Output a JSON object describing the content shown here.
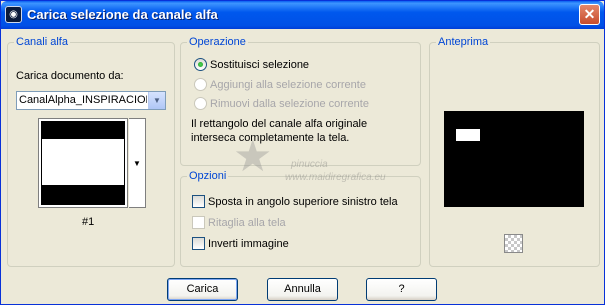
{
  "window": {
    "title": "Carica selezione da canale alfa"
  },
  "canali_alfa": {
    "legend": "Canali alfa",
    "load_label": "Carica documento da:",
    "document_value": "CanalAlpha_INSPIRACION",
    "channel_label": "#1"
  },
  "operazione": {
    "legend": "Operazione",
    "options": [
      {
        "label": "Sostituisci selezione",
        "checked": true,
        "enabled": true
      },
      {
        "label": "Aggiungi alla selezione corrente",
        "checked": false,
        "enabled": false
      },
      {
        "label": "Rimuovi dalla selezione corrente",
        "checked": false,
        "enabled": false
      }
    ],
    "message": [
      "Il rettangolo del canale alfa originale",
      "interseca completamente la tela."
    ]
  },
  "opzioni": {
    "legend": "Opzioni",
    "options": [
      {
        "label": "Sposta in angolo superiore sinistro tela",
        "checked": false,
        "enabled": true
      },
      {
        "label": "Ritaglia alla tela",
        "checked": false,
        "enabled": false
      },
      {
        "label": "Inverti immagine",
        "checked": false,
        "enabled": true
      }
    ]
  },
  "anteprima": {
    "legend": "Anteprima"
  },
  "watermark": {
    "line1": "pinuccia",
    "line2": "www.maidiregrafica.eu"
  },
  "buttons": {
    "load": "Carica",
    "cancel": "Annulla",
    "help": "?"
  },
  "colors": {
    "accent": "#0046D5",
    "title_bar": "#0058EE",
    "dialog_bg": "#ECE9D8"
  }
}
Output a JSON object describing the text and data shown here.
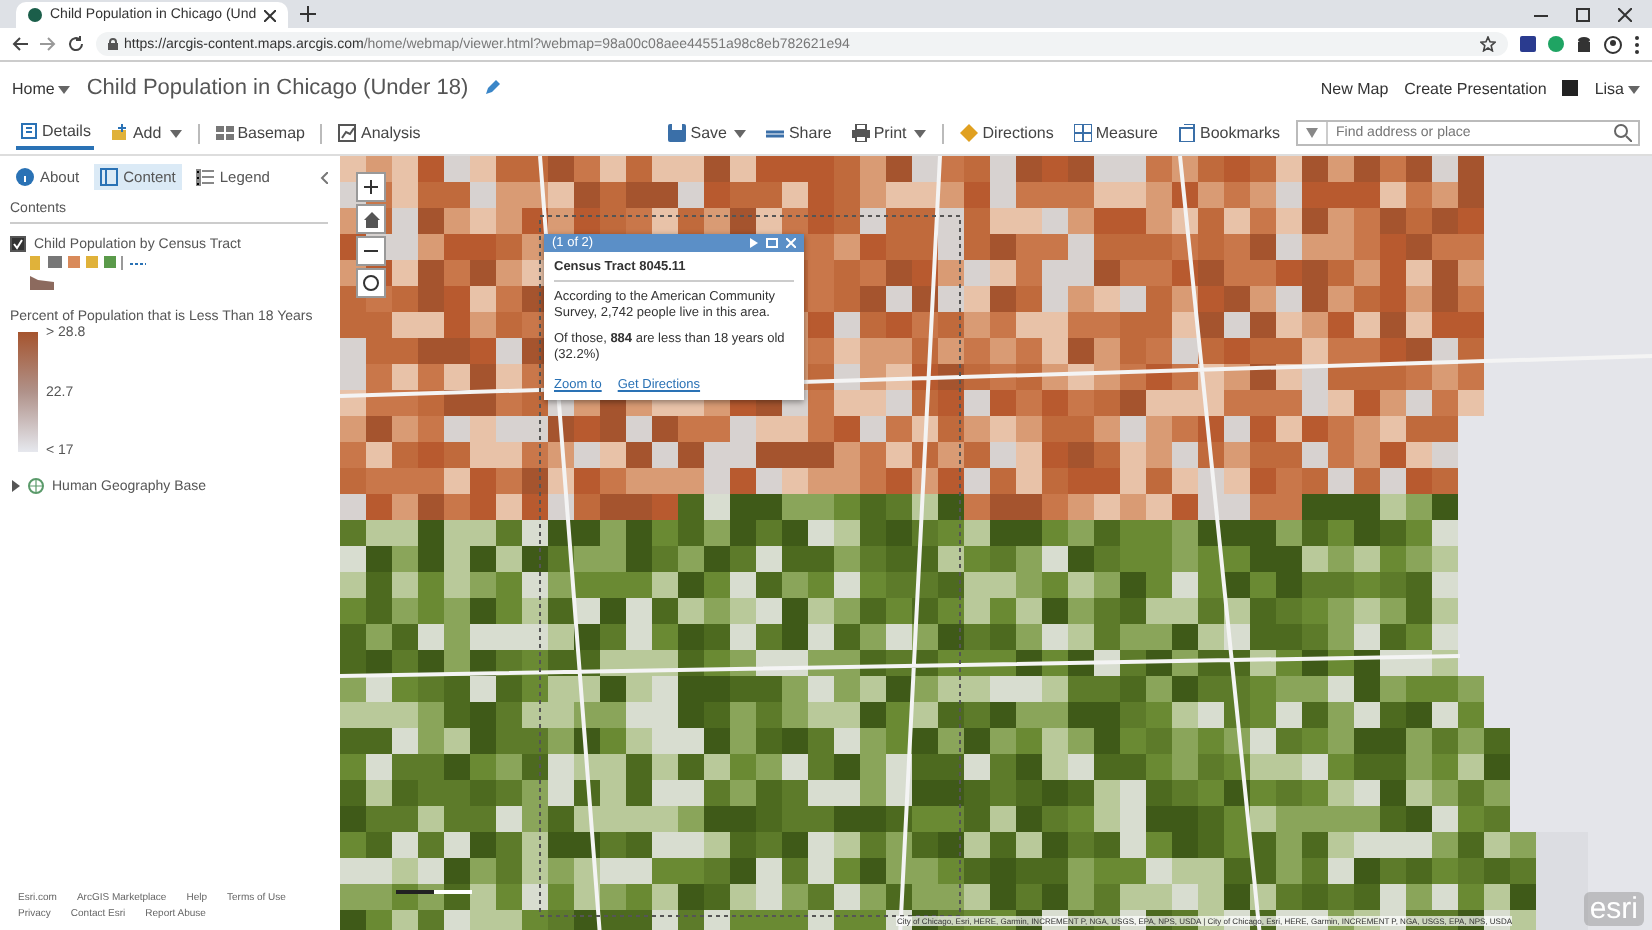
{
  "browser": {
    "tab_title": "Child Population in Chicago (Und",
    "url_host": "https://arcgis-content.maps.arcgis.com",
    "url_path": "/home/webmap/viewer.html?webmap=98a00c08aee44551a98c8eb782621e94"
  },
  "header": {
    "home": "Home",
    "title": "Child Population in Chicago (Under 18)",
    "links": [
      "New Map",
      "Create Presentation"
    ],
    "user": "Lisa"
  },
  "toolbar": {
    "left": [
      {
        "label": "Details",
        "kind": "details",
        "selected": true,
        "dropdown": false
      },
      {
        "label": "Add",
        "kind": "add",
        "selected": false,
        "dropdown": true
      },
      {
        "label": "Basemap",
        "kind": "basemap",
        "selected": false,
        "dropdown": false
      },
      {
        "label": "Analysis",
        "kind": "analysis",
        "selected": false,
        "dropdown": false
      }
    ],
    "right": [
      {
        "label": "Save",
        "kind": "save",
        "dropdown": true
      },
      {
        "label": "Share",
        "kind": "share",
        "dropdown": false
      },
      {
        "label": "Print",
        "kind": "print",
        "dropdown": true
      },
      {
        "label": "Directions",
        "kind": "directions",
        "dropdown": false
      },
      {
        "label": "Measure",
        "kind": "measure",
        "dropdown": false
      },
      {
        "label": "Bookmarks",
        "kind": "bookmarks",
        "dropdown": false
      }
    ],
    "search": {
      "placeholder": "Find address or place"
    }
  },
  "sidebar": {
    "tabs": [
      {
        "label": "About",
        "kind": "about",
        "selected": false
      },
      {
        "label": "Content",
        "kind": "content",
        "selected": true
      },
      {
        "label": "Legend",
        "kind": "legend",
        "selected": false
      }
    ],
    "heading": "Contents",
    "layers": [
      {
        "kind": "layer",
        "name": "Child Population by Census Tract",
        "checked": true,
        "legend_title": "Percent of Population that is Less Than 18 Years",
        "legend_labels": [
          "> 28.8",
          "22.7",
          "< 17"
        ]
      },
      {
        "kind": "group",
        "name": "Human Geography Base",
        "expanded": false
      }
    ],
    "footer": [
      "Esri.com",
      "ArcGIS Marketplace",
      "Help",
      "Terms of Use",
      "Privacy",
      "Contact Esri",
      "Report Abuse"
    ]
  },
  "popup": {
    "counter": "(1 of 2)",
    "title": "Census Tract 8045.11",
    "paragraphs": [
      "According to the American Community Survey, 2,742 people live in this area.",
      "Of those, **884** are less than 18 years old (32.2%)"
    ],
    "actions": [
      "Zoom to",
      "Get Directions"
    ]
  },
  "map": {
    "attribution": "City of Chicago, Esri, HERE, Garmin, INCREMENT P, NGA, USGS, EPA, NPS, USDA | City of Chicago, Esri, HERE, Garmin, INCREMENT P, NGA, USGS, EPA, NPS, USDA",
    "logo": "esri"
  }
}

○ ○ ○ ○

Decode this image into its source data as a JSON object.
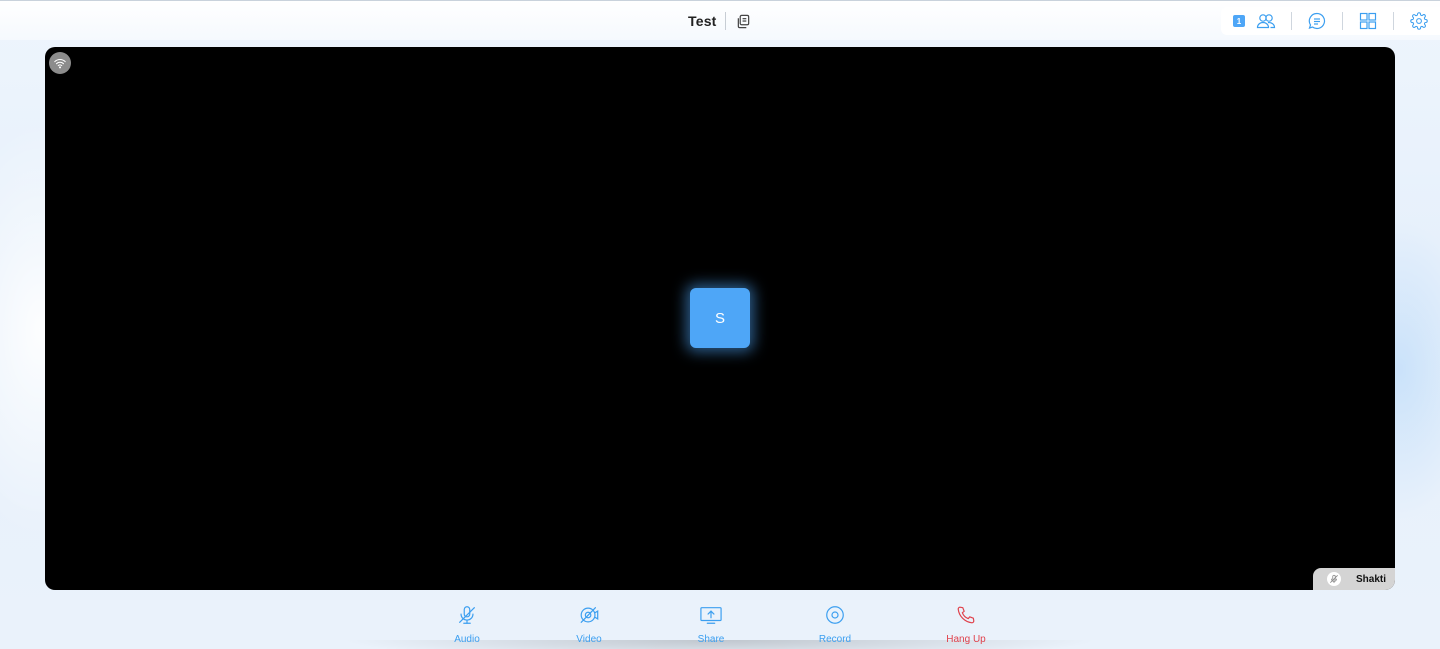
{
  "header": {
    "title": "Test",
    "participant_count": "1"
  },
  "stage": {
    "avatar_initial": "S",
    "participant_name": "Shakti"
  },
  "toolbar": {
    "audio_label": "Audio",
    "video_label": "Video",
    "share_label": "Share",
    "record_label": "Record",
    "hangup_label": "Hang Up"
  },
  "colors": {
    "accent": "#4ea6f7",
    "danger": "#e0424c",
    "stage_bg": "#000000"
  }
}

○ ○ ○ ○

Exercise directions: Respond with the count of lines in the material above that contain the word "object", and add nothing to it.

Your solution: 3